** EXERCISE OBJECTIVE **
Each line of the records that holds "title" should be shown in full.

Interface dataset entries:
-=-=-=-=-
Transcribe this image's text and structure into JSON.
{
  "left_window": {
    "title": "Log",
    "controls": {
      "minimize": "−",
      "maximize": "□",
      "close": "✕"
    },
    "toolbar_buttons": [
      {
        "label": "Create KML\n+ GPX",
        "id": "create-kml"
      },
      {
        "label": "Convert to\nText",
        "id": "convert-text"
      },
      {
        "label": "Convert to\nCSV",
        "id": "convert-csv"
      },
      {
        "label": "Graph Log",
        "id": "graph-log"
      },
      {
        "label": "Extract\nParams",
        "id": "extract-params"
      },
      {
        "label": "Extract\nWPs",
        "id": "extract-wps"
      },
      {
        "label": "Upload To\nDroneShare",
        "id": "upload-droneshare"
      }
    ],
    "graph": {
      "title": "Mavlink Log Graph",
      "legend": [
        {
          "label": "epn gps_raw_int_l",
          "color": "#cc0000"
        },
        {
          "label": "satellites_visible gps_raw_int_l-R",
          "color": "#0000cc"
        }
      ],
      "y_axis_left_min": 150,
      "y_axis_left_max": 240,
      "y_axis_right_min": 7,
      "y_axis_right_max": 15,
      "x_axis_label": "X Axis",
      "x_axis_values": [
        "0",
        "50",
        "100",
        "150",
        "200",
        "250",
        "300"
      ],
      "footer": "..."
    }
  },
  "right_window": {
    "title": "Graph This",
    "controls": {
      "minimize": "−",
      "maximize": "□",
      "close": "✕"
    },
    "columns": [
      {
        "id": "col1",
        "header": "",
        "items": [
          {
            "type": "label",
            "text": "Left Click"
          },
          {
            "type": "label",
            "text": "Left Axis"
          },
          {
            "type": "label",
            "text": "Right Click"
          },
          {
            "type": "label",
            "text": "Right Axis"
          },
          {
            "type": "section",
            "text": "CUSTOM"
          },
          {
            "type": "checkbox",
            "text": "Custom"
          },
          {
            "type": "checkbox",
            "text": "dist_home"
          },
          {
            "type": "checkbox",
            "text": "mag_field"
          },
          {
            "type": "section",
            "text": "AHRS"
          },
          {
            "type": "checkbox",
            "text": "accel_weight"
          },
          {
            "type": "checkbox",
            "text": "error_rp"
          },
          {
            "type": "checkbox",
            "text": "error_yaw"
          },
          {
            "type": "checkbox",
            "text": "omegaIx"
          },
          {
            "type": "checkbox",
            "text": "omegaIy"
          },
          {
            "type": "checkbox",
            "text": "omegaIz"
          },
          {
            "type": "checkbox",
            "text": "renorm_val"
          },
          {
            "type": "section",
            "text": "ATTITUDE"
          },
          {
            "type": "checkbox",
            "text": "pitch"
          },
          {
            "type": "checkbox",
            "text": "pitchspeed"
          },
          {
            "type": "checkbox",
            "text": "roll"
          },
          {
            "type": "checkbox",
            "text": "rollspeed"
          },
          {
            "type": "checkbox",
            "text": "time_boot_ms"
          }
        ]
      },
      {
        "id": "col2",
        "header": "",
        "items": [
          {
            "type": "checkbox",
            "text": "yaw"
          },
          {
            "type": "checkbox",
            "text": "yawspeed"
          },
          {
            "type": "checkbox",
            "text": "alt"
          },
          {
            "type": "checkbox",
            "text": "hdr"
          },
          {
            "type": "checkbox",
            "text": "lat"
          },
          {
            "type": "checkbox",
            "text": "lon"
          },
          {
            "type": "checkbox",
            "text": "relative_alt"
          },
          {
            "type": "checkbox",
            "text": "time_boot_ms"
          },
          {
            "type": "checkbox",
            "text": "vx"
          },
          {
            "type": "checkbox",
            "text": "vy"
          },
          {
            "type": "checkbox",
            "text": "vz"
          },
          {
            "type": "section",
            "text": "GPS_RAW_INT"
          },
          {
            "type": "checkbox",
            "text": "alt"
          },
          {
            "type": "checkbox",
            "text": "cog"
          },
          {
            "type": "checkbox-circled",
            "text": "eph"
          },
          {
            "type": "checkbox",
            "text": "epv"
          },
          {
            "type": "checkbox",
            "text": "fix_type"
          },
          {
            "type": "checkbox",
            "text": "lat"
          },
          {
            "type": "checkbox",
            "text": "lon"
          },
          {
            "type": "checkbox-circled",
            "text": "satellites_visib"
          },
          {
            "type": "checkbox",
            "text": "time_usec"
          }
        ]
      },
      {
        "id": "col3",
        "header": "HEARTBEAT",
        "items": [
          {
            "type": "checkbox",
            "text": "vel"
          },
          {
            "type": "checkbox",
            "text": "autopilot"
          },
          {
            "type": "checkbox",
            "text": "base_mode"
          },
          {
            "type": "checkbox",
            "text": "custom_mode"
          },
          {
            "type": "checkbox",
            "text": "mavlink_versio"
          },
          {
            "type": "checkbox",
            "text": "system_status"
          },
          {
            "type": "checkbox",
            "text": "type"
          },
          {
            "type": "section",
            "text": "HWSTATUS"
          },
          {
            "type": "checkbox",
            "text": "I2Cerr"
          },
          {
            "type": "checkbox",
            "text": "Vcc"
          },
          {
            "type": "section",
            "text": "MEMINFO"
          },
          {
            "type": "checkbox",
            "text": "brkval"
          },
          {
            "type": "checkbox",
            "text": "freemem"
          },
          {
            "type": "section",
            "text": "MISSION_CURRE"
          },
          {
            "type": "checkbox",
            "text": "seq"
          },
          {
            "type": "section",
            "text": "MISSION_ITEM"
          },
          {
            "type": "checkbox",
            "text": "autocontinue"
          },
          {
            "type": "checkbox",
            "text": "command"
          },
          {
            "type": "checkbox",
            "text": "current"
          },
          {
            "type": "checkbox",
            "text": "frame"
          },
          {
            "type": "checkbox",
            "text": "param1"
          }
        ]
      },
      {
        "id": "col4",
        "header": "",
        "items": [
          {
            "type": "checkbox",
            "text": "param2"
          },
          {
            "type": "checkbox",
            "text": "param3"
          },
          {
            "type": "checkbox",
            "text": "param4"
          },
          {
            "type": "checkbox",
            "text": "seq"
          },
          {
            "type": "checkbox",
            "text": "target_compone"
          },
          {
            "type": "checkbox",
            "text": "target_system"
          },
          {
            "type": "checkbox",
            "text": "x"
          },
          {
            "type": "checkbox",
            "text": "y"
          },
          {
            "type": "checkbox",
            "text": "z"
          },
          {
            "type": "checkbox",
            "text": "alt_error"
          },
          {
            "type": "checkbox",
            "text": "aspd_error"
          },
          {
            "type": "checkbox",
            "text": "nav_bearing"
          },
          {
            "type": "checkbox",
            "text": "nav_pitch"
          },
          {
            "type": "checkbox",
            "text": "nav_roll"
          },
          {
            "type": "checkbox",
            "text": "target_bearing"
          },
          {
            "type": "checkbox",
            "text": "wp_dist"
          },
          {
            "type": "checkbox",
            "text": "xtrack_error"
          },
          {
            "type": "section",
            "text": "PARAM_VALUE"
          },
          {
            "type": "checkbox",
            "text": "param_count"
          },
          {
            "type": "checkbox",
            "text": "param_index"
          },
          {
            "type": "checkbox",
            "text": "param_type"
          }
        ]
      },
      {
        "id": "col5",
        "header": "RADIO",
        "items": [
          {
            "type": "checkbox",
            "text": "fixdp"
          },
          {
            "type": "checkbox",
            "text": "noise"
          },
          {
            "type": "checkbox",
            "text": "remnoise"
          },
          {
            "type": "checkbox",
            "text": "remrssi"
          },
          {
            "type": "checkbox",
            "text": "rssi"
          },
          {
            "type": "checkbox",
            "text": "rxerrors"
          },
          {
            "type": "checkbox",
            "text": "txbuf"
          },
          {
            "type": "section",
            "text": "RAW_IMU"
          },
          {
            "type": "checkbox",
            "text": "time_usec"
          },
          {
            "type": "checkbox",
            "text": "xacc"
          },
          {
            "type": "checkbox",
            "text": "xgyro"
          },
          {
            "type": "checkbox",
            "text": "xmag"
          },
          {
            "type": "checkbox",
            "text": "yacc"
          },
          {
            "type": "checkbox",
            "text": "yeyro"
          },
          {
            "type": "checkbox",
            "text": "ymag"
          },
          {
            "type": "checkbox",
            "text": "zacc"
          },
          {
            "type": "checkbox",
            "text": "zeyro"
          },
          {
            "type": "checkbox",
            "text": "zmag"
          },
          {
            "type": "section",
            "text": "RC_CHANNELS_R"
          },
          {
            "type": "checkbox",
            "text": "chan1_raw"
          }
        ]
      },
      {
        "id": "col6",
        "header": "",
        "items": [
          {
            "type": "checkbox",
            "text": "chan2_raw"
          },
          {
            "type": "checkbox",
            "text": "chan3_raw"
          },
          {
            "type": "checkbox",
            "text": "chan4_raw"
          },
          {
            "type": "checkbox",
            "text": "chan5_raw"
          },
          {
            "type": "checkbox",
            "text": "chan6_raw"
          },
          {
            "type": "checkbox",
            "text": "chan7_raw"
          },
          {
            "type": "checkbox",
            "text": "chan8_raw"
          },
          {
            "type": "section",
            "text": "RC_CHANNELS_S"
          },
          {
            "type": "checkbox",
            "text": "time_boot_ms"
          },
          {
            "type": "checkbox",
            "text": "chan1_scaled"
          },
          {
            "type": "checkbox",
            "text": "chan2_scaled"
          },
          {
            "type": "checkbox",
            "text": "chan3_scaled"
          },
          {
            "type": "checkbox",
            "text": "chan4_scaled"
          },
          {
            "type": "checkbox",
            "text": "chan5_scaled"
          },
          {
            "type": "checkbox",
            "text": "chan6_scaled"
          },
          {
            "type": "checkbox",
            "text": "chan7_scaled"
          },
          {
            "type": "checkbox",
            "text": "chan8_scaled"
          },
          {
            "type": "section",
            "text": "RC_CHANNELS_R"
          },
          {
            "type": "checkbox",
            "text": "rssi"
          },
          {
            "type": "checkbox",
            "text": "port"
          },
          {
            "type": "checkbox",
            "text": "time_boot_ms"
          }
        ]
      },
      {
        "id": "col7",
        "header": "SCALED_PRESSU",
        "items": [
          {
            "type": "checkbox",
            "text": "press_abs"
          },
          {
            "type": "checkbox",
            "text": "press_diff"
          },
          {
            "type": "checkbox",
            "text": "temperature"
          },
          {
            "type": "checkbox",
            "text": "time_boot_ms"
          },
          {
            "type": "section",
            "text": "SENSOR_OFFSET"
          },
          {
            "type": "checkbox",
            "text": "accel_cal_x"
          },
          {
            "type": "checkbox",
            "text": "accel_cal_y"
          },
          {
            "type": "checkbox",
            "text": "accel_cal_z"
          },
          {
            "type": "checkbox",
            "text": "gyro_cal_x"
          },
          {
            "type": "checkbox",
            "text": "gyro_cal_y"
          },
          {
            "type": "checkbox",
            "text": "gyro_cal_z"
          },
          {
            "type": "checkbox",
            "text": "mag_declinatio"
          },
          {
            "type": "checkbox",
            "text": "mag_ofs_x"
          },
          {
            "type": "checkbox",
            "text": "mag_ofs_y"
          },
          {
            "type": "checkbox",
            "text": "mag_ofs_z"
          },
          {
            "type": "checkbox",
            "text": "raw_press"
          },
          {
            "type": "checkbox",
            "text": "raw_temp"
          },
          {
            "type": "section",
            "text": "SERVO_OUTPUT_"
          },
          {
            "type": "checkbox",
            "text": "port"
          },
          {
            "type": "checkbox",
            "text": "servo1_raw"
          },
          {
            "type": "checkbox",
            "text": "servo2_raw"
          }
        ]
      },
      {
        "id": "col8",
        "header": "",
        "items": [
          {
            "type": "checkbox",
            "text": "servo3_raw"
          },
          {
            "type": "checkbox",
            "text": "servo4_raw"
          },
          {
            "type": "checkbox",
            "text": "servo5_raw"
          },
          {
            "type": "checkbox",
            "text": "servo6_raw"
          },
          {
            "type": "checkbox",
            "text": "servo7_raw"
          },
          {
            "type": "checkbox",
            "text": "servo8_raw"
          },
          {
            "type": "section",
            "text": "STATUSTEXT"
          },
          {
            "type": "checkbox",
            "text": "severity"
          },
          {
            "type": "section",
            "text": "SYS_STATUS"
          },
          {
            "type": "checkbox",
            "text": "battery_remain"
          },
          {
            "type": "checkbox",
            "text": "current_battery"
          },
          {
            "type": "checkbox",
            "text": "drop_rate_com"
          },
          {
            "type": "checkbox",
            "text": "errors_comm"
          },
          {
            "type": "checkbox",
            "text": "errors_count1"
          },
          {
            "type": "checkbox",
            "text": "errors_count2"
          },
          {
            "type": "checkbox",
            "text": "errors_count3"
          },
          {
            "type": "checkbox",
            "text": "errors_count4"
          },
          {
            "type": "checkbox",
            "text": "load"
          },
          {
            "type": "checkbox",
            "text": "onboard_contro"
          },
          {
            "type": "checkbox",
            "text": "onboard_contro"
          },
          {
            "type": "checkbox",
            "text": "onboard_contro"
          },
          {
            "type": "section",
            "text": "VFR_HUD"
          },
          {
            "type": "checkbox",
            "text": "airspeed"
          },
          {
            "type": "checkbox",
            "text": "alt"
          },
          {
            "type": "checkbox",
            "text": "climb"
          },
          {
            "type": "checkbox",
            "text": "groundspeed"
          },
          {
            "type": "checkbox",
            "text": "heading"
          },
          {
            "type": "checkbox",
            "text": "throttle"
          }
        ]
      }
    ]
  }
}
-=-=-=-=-
** COMPLETED EXERCISE **
    "title": "Log",
      "title": "Mavlink Log Graph",
    "title": "Graph This",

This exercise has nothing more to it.